TWO ROADS, ONE DESTINATION: Community and Organizational Mechanisms for Contextualizing Child Abuse Prevention in Australia and the UK
Calls for a contextual approach to abuse prevention highlight a need to better understand how contextual frameworks may be operationalized. Using a dual-case study design, this research compares two contrasting pilot projects underpinned by contextual theories of abuse prevention. One was implemented in a small remote Indigenous community in Australia and aimed to reduce the extent of youth-perpetrated sexual abuse. The other occurred in a densely populated urban area in London (UK) and involved the co-creation and testing of a contextual child protection response to peer-to-peer abuse. Despite their divergent approaches to developing contextual practice, a comparison of the two projects identified shared features of implementation. Both involved context-specific community buy-in and ownership of a response to peer-to-peer abuse; solutions that were co-created between professionals and communities; and the enhancement of community guardianship, pro-social use of space, and changes to the physical design of areas to increase safety. Consequentially, both projects demanded a radical transformation in the way health and social care professionals viewed the target of their interventions—the what—and the approach to achieving change—the how. Comparing these two case studies provides a unique opportunity to extend knowledge on the practical application of contextual theoretical approaches to abuse prevention.
Contextual Safeguarding Keynote by Dr Carlene Firmin MBE at NYCC Children & Families Service Day

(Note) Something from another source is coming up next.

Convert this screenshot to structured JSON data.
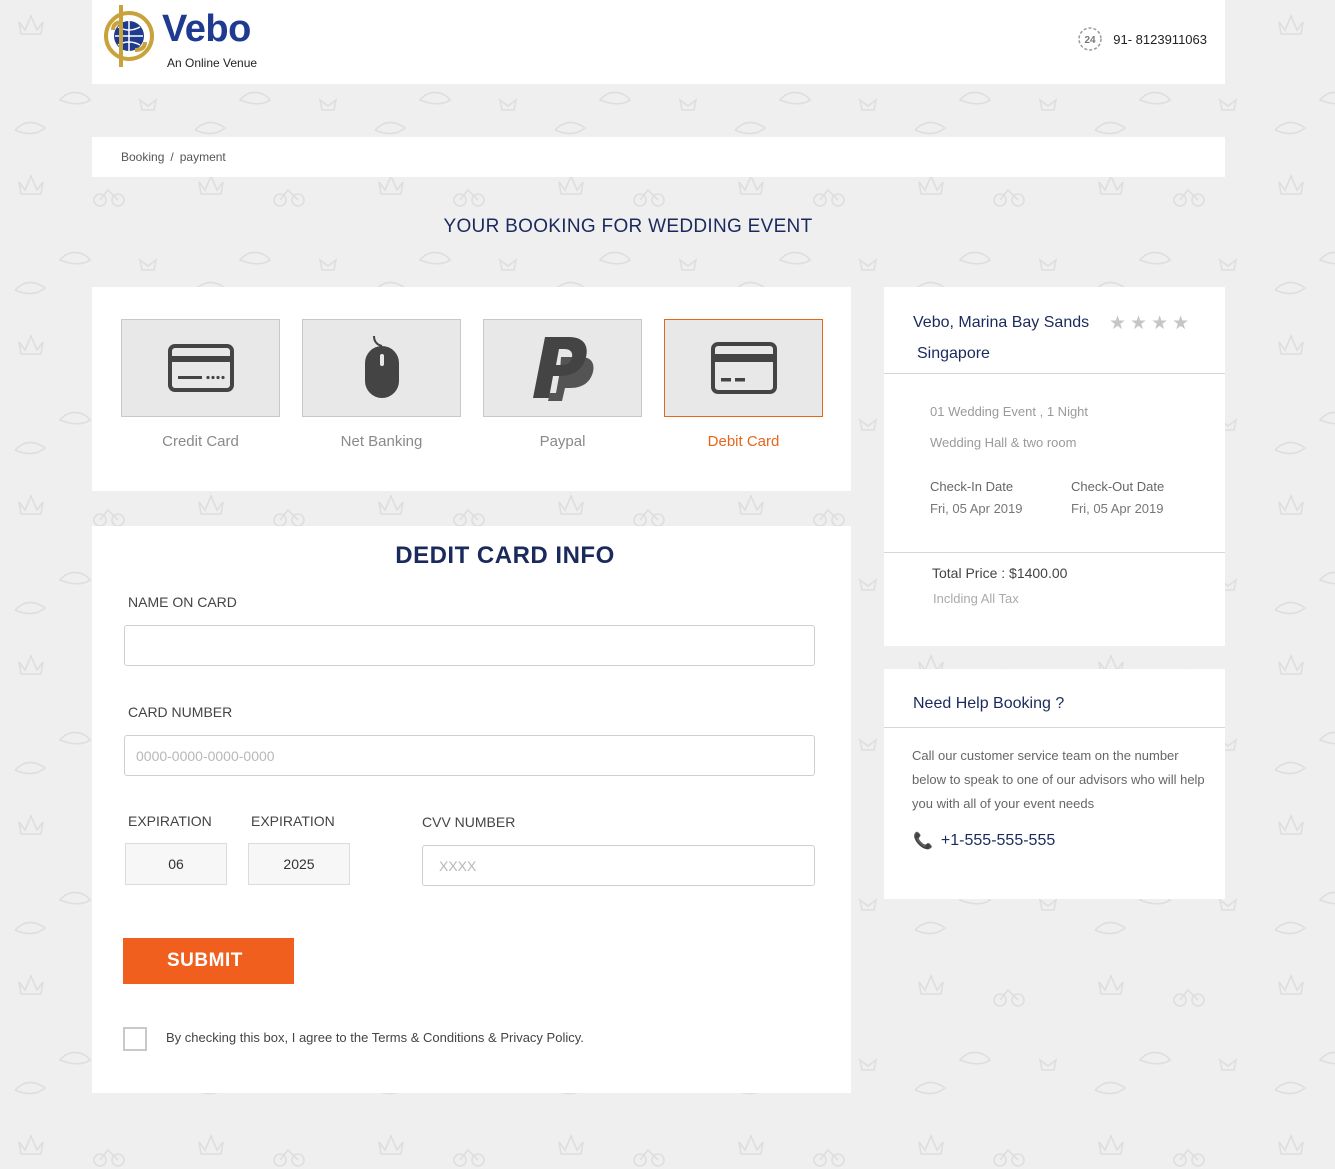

North Yorkshire County Council’s Children and Families Service had the pleasure of the company of Dr Carlene Firmin MBE. Dr Firmin spoke at a Children and Families Day around the work she leads at the University of Bedfordshire for Contextual Safeguarding. With kind permission we were able to video Carlene’s Keynote and hope you will find this of interest. Bio: Dr Carlene Firmin MBE is a Principal Research Fellow at the University of Bedfordshire, where she leads their Contextual Safeguarding and peer-on-peer abuse research programmes. Carlene has spent the past 10 years researching young people’s experiences of community and group-based violence and advocated for comprehensive approaches that keep young people safe in public places, schools and peer groups. Her theory of Contextual Safeguarding has informed policy and research agendas for advancing the protection of adolescents, and she has worked with practitioners across the UK to co-create contextual interventions and develop contextual safeguarding systems within children’s social care. Carlene has also conducted 20 case reviews for safeguarding children’s boards to identify opportunities for intervening with extra-familial forms of significant harm.
Look out for more updates from Dr Firmin next week – more briefings and a webinar. Thanks so much Carlene, Susan and the Contextual Safeguarding Network. You can join the network for free: HERE